PROVIDED ENTRIES START
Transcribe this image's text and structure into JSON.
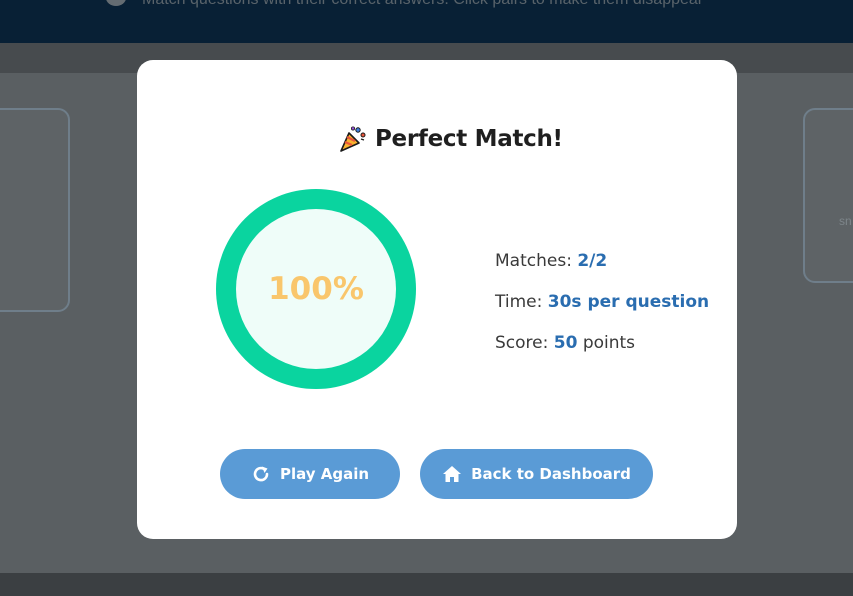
{
  "background": {
    "instruction": "Match questions with their correct answers. Click pairs to make them disappear",
    "right_card_snippet": "sn"
  },
  "modal": {
    "title": "Perfect Match!",
    "title_icon": "party-popper-icon",
    "percent": "100%",
    "progress_fraction": 1.0,
    "stats": {
      "matches_label": "Matches:",
      "matches_value": "2/2",
      "time_label": "Time:",
      "time_value": "30s per question",
      "score_label": "Score:",
      "score_value": "50",
      "score_unit": "points"
    },
    "buttons": {
      "play_again": "Play Again",
      "play_again_icon": "refresh-icon",
      "back": "Back to Dashboard",
      "back_icon": "home-icon"
    }
  },
  "colors": {
    "ring": "#0ad49f",
    "percent": "#f9c66c",
    "accent_value": "#2a6db0",
    "button": "#5a9bd6"
  }
}
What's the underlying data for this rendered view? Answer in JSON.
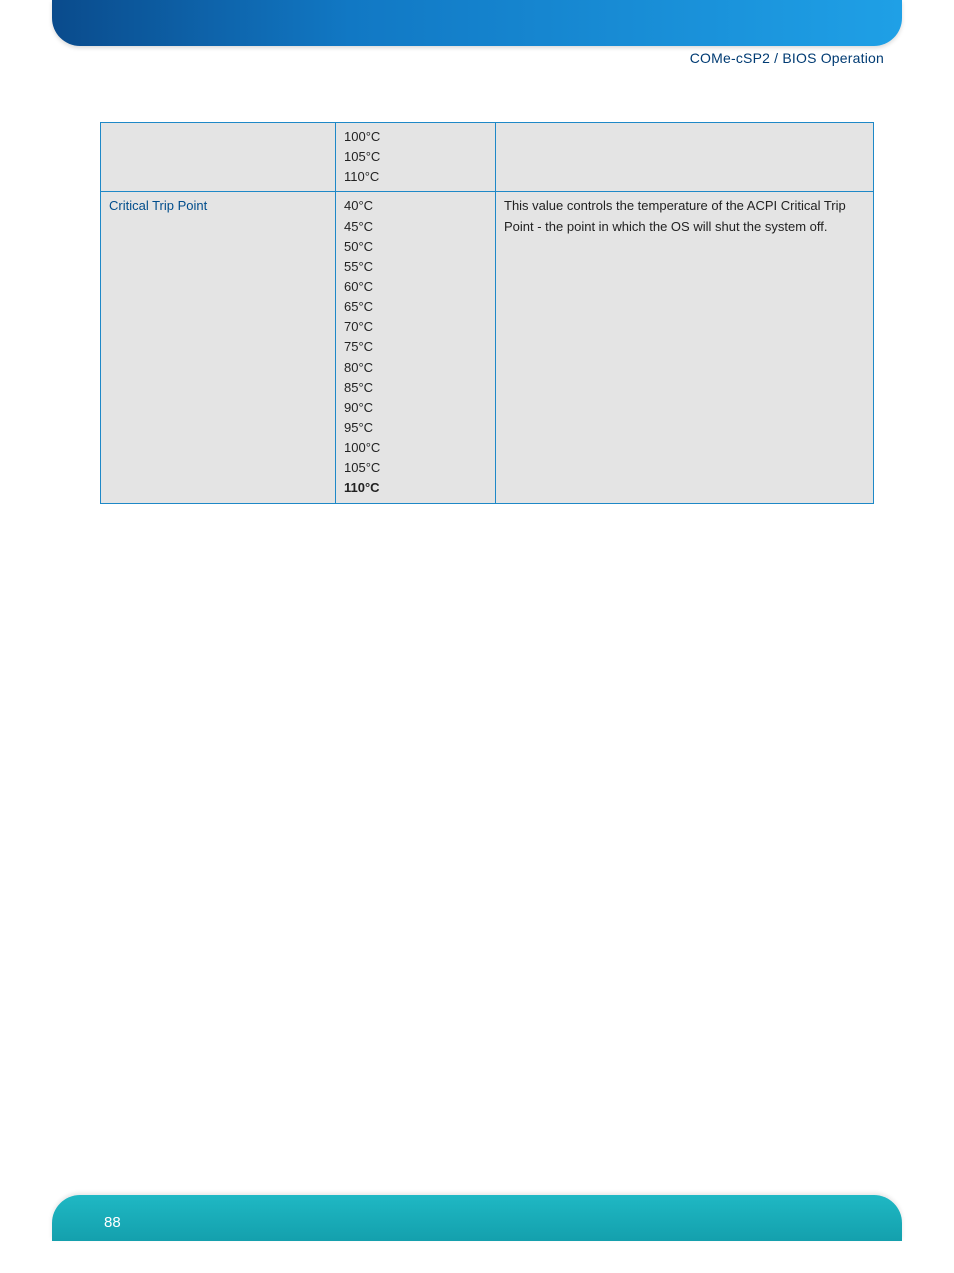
{
  "breadcrumb": "COMe-cSP2 / BIOS Operation",
  "page_number": "88",
  "table": {
    "row0": {
      "label": "",
      "values": [
        "100°C",
        "105°C",
        "110°C"
      ],
      "description": ""
    },
    "row1": {
      "label": "Critical Trip Point",
      "values": [
        "40°C",
        "45°C",
        "50°C",
        "55°C",
        "60°C",
        "65°C",
        "70°C",
        "75°C",
        "80°C",
        "85°C",
        "90°C",
        "95°C",
        "100°C",
        "105°C",
        "110°C"
      ],
      "bold_index": 14,
      "description": "This value controls the temperature of the ACPI Critical Trip Point - the point in which the OS will shut the system off."
    }
  }
}
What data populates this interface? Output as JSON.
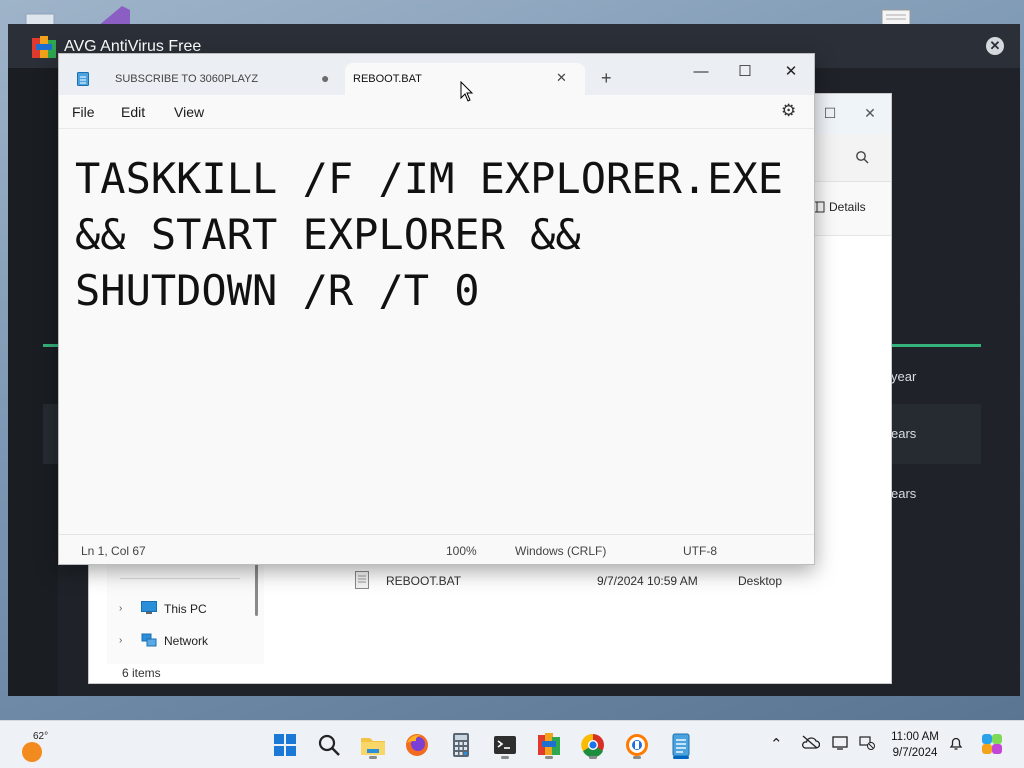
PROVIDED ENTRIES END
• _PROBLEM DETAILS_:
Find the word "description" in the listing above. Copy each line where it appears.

• _SOLUTION_:
      "description": ""
      "description": "This value controls the temperature of the ACPI Critical Trip Point - the point in which the OS will shut the system off."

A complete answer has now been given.